AIM OF THE EXERCISE:
Print every record below exactly as written.
RECORDS PROVIDED section start
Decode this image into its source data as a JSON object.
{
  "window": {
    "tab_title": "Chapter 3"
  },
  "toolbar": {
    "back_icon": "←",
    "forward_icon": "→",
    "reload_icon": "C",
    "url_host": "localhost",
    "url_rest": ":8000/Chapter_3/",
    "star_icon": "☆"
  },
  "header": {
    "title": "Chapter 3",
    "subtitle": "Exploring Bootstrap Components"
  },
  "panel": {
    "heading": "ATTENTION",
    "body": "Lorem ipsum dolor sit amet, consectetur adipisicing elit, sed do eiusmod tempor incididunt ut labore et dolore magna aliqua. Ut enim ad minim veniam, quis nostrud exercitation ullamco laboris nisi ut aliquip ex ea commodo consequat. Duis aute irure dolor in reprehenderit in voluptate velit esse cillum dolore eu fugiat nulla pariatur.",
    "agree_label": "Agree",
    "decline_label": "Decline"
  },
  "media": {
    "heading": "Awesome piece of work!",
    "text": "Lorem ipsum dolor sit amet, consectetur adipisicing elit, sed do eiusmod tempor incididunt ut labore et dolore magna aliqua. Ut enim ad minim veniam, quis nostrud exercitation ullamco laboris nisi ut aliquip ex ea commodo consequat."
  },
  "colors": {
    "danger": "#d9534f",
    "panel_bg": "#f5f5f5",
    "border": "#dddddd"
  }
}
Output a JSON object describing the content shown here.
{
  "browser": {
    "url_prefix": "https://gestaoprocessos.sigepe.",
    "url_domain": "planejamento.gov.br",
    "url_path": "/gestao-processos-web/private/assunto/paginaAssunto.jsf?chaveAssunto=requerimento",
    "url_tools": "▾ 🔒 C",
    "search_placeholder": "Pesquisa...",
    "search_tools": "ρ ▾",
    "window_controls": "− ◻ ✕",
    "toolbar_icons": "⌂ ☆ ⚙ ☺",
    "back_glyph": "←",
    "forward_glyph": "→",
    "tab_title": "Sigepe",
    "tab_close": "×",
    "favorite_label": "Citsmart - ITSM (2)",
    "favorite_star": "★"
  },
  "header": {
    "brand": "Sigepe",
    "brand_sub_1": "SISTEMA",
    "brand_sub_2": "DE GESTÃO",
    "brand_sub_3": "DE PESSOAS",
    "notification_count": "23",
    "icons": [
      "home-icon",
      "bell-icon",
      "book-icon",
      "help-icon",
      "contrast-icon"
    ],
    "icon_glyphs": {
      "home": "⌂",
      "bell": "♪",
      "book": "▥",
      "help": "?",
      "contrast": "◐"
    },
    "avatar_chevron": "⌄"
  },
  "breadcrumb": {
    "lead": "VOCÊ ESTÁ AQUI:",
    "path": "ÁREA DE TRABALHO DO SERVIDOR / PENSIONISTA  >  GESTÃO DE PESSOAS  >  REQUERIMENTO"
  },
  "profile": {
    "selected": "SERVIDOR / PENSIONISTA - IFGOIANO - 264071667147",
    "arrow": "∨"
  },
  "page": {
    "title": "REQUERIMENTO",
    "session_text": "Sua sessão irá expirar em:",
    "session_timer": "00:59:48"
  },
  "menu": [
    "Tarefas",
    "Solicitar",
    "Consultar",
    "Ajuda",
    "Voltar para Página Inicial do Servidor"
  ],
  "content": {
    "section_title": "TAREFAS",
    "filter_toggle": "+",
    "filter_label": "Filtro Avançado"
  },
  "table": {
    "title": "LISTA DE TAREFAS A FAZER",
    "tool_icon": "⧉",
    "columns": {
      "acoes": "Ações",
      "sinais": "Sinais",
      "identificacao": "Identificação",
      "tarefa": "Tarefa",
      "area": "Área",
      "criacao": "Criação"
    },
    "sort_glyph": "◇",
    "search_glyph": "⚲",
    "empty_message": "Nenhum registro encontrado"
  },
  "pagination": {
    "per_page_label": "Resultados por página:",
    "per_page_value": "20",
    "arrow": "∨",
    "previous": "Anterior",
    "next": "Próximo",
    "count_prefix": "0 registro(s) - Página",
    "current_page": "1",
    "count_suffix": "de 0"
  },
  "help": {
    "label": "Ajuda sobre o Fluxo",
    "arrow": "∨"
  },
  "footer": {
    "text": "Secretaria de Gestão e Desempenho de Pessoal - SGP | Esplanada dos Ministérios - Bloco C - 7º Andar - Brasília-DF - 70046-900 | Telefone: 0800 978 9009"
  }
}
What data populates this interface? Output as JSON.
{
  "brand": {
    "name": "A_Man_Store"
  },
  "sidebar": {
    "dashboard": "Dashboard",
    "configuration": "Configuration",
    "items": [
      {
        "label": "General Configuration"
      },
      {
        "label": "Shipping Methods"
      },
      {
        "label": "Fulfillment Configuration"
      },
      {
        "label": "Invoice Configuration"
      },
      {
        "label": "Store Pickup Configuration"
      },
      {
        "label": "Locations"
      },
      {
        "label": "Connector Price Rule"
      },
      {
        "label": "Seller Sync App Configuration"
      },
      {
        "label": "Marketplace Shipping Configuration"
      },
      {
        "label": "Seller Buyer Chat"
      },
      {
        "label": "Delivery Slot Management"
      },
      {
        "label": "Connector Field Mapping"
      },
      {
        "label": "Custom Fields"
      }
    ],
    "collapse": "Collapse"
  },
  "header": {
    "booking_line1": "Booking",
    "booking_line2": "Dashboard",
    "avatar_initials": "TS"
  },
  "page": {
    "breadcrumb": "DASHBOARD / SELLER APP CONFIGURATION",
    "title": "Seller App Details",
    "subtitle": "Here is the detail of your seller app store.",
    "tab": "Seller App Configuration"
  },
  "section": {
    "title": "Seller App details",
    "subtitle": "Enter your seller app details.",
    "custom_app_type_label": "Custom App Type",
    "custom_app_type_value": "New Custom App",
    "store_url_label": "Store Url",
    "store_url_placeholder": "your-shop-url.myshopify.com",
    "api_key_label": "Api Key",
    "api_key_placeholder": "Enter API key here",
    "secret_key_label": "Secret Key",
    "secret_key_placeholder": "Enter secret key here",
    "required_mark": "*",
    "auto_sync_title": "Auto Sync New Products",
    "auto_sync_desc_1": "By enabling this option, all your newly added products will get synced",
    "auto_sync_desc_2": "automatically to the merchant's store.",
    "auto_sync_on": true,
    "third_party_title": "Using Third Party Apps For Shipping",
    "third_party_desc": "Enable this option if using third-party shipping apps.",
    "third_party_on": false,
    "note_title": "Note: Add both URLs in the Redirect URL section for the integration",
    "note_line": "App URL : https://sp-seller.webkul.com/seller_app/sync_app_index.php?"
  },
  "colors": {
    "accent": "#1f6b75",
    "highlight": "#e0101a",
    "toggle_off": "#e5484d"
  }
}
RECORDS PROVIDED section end
PROBLEM SOLUTION:
Decode this image into its source data as a JSON object.
{
  "window": {
    "tab_title": "Chapter 3"
  },
  "toolbar": {
    "back_icon": "←",
    "forward_icon": "→",
    "reload_icon": "C",
    "url_host": "localhost",
    "url_rest": ":8000/Chapter_3/",
    "star_icon": "☆"
  },
  "header": {
    "title": "Chapter 3",
    "subtitle": "Exploring Bootstrap Components"
  },
  "panel": {
    "heading": "ATTENTION",
    "body": "Lorem ipsum dolor sit amet, consectetur adipisicing elit, sed do eiusmod tempor incididunt ut labore et dolore magna aliqua. Ut enim ad minim veniam, quis nostrud exercitation ullamco laboris nisi ut aliquip ex ea commodo consequat. Duis aute irure dolor in reprehenderit in voluptate velit esse cillum dolore eu fugiat nulla pariatur.",
    "agree_label": "Agree",
    "decline_label": "Decline"
  },
  "media": {
    "heading": "Awesome piece of work!",
    "text": "Lorem ipsum dolor sit amet, consectetur adipisicing elit, sed do eiusmod tempor incididunt ut labore et dolore magna aliqua. Ut enim ad minim veniam, quis nostrud exercitation ullamco laboris nisi ut aliquip ex ea commodo consequat."
  },
  "colors": {
    "danger": "#d9534f",
    "panel_bg": "#f5f5f5",
    "border": "#dddddd"
  }
}
Output a JSON object describing the content shown here.
{
  "browser": {
    "url_prefix": "https://gestaoprocessos.sigepe.",
    "url_domain": "planejamento.gov.br",
    "url_path": "/gestao-processos-web/private/assunto/paginaAssunto.jsf?chaveAssunto=requerimento",
    "url_tools": "▾ 🔒 C",
    "search_placeholder": "Pesquisa...",
    "search_tools": "ρ ▾",
    "window_controls": "− ◻ ✕",
    "toolbar_icons": "⌂ ☆ ⚙ ☺",
    "back_glyph": "←",
    "forward_glyph": "→",
    "tab_title": "Sigepe",
    "tab_close": "×",
    "favorite_label": "Citsmart - ITSM (2)",
    "favorite_star": "★"
  },
  "header": {
    "brand": "Sigepe",
    "brand_sub_1": "SISTEMA",
    "brand_sub_2": "DE GESTÃO",
    "brand_sub_3": "DE PESSOAS",
    "notification_count": "23",
    "icons": [
      "home-icon",
      "bell-icon",
      "book-icon",
      "help-icon",
      "contrast-icon"
    ],
    "icon_glyphs": {
      "home": "⌂",
      "bell": "♪",
      "book": "▥",
      "help": "?",
      "contrast": "◐"
    },
    "avatar_chevron": "⌄"
  },
  "breadcrumb": {
    "lead": "VOCÊ ESTÁ AQUI:",
    "path": "ÁREA DE TRABALHO DO SERVIDOR / PENSIONISTA  >  GESTÃO DE PESSOAS  >  REQUERIMENTO"
  },
  "profile": {
    "selected": "SERVIDOR / PENSIONISTA - IFGOIANO - 264071667147",
    "arrow": "∨"
  },
  "page": {
    "title": "REQUERIMENTO",
    "session_text": "Sua sessão irá expirar em:",
    "session_timer": "00:59:48"
  },
  "menu": [
    "Tarefas",
    "Solicitar",
    "Consultar",
    "Ajuda",
    "Voltar para Página Inicial do Servidor"
  ],
  "content": {
    "section_title": "TAREFAS",
    "filter_toggle": "+",
    "filter_label": "Filtro Avançado"
  },
  "table": {
    "title": "LISTA DE TAREFAS A FAZER",
    "tool_icon": "⧉",
    "columns": {
      "acoes": "Ações",
      "sinais": "Sinais",
      "identificacao": "Identificação",
      "tarefa": "Tarefa",
      "area": "Área",
      "criacao": "Criação"
    },
    "sort_glyph": "◇",
    "search_glyph": "⚲",
    "empty_message": "Nenhum registro encontrado"
  },
  "pagination": {
    "per_page_label": "Resultados por página:",
    "per_page_value": "20",
    "arrow": "∨",
    "previous": "Anterior",
    "next": "Próximo",
    "count_prefix": "0 registro(s) - Página",
    "current_page": "1",
    "count_suffix": "de 0"
  },
  "help": {
    "label": "Ajuda sobre o Fluxo",
    "arrow": "∨"
  },
  "footer": {
    "text": "Secretaria de Gestão e Desempenho de Pessoal - SGP | Esplanada dos Ministérios - Bloco C - 7º Andar - Brasília-DF - 70046-900 | Telefone: 0800 978 9009"
  }
}
What data populates this interface? Output as JSON.
{
  "brand": {
    "name": "A_Man_Store"
  },
  "sidebar": {
    "dashboard": "Dashboard",
    "configuration": "Configuration",
    "items": [
      {
        "label": "General Configuration"
      },
      {
        "label": "Shipping Methods"
      },
      {
        "label": "Fulfillment Configuration"
      },
      {
        "label": "Invoice Configuration"
      },
      {
        "label": "Store Pickup Configuration"
      },
      {
        "label": "Locations"
      },
      {
        "label": "Connector Price Rule"
      },
      {
        "label": "Seller Sync App Configuration"
      },
      {
        "label": "Marketplace Shipping Configuration"
      },
      {
        "label": "Seller Buyer Chat"
      },
      {
        "label": "Delivery Slot Management"
      },
      {
        "label": "Connector Field Mapping"
      },
      {
        "label": "Custom Fields"
      }
    ],
    "collapse": "Collapse"
  },
  "header": {
    "booking_line1": "Booking",
    "booking_line2": "Dashboard",
    "avatar_initials": "TS"
  },
  "page": {
    "breadcrumb": "DASHBOARD / SELLER APP CONFIGURATION",
    "title": "Seller App Details",
    "subtitle": "Here is the detail of your seller app store.",
    "tab": "Seller App Configuration"
  },
  "section": {
    "title": "Seller App details",
    "subtitle": "Enter your seller app details.",
    "custom_app_type_label": "Custom App Type",
    "custom_app_type_value": "New Custom App",
    "store_url_label": "Store Url",
    "store_url_placeholder": "your-shop-url.myshopify.com",
    "api_key_label": "Api Key",
    "api_key_placeholder": "Enter API key here",
    "secret_key_label": "Secret Key",
    "secret_key_placeholder": "Enter secret key here",
    "required_mark": "*",
    "auto_sync_title": "Auto Sync New Products",
    "auto_sync_desc_1": "By enabling this option, all your newly added products will get synced",
    "auto_sync_desc_2": "automatically to the merchant's store.",
    "auto_sync_on": true,
    "third_party_title": "Using Third Party Apps For Shipping",
    "third_party_desc": "Enable this option if using third-party shipping apps.",
    "third_party_on": false,
    "note_title": "Note: Add both URLs in the Redirect URL section for the integration",
    "note_line": "App URL : https://sp-seller.webkul.com/seller_app/sync_app_index.php?"
  },
  "colors": {
    "accent": "#1f6b75",
    "highlight": "#e0101a",
    "toggle_off": "#e5484d"
  }
}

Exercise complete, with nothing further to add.